When Sue Sanchez suggested to her husband, Eddie, that they buy a rose for the backyard of their new home in Metairie 40 years ago, he hesitated.
“They’re too much trouble to take care of,” he told her. “And besides, I know you and I know you won’t stop at just one. Before long, the whole back yard will be filled with them.”
Eddie eventually relented, but he was right. Sue’s “Climbing Don Juan” became the first rose in a collection that today numbers 175.
The Sanchezes will talk about their roses, specifically their David Austin varieties, at the April 5 meeting of the New Orleans Old Garden Rose Society, beginning at 7 p.m. Meetings are held at 4201 Transcontinental Drive (John Calvin Presbyterian Church), Metairie, and admission is $5.
Developed by English breeder and hybridizer David Austin, the roses combine the lush form and strong fragrance of old roses with the repeat blooming characteristic of modern roses. They come in both climbing and shrub forms and in colors including white, yellow, pink, peach and magenta.
“For a long time we were growing hybrid tea roses in our garden, but then we fell in love with the fragrance and form of the Austin roses. We ended up changing out our back yard completely,” Sue said. “Of all the roses we grow today, only a very few are hybrid teas.”
Introduced on a blind date when they were 16, Eddie and Sue attended CYO dances in high school — he at Warren Easton, she at Sacred Heart of Jesus on Canal Street. Over the years, their love of dancing has remained strong and takes them to Rock ‘n’ Bowl on Wednesday nights for the swing music of the Creole String Beans.
Another pastime that has bound them together is antiquing, whether at estate sales or vintage goods shops. The covered patio at their North Cumberland Street home is lined with pieces of weathered cast and wrought iron, as well as stone statuary and wall plaques picked up on antiquing adventures.
But nothing compares with their shared passion for roses.
“When Eddie said he knew me, he was right. I couldn’t stop at just one rose. Today, if I can’t make room for new roses in beds, I grow them in pots,” Sue said.
Never has a rose garden appeared healthier than this one, thanks to the black-spot-free green foliage on the plants, as well as the large number of buds and blooms on the bushes.
“It starts with the right pH of the soil, about 6.5 to 6.8,” said Eddie, who likes to help gardeners with care of their roses. “Every February, I cut them back to about 30 to 36 inches and then remove every leaf — that’s to help prevent overwintering of diseases.

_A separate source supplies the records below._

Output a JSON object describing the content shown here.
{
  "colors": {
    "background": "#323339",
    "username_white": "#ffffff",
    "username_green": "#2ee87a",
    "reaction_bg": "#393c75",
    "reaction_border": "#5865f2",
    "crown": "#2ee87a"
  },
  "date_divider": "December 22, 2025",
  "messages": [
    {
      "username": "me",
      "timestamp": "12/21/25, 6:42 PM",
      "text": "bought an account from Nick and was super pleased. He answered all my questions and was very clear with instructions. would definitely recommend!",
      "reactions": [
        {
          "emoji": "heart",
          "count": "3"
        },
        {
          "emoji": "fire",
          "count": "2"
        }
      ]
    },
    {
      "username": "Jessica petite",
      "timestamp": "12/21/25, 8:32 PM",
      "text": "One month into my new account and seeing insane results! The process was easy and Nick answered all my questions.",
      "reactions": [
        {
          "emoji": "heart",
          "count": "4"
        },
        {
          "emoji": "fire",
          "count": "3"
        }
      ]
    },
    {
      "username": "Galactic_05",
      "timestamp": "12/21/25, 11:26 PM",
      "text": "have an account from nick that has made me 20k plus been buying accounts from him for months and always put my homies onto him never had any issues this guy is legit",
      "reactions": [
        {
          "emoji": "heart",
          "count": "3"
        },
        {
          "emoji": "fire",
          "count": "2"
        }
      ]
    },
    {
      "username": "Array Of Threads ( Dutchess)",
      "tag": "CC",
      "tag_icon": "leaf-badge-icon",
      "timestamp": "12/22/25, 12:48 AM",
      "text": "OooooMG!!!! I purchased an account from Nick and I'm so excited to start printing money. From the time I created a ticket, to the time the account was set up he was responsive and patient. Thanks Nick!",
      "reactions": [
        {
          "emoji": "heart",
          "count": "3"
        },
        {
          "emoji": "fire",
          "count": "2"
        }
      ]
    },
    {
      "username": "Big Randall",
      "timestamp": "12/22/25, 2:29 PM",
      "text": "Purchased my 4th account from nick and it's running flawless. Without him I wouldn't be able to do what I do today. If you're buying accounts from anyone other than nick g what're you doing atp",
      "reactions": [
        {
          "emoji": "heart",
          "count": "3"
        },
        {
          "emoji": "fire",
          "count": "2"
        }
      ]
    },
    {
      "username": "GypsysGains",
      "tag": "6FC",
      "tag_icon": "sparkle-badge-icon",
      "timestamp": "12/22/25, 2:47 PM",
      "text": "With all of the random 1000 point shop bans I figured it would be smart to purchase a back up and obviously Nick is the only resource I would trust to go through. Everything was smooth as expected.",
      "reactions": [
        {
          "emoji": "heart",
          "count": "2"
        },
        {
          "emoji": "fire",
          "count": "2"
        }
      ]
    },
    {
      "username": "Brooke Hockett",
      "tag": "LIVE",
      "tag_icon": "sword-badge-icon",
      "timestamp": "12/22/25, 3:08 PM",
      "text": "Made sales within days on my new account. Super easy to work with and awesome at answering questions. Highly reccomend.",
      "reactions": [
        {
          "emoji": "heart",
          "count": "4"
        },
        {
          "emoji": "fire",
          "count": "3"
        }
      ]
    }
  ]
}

I feed them regularly — something like the alfalfa tea we are brewing in a big barrel right now and other organic fertilizers. In September, I cut them back again, but less severely — maybe by about one-third.”
The Sanchezes also spray their roses with fungicides to prevent black spot, a common issue in the area’s warm, wet climate.
“The blooms get their nutrition from the leaves, so if you have sick leaves, you won’t have good blooms. I try to grow healthy leaves instead of roses because the leaves are food for the roses,” said Eddie. “I use a mixture of systemic and contact fungicides and an oil (Saf-T-Cide).”
Sue added: “It isn’t that the Austin roses in particular are prone to black spot. In my experience, every rose is prone to black spot in our area because of the climate. It’s hard for the leaves to dry out.”
A standout in the Sanchez garden is David Austin’s Abraham Darby rose, trained by Eddie to climb on the rear fence. It covers an 8- or 10-foot-wide section of the fence, all the way up to the top, and displays a bounty of blooms and buds.
For Sue, a favorite isn’t an Austin rose at all, but Bolero, a “Romantica” rose offered by Star Roses and Plants.
“Sue tries to hide how many of them she has by tucking the pots in with the bed roses, but every now and then I go on a hunt to count them,” Eddie said. “I think at last count, it was 11.”
Gardening was not always Sue’s forte. She recalls that when she and Eddie were first married 51 years ago, her garden consisted of a window box overflowing with plastic flowers.
“I was so proud of that — I even have a picture of it somewhere!” she laughed. “But what did I know back then? I was so young. We got married when I was just 19.”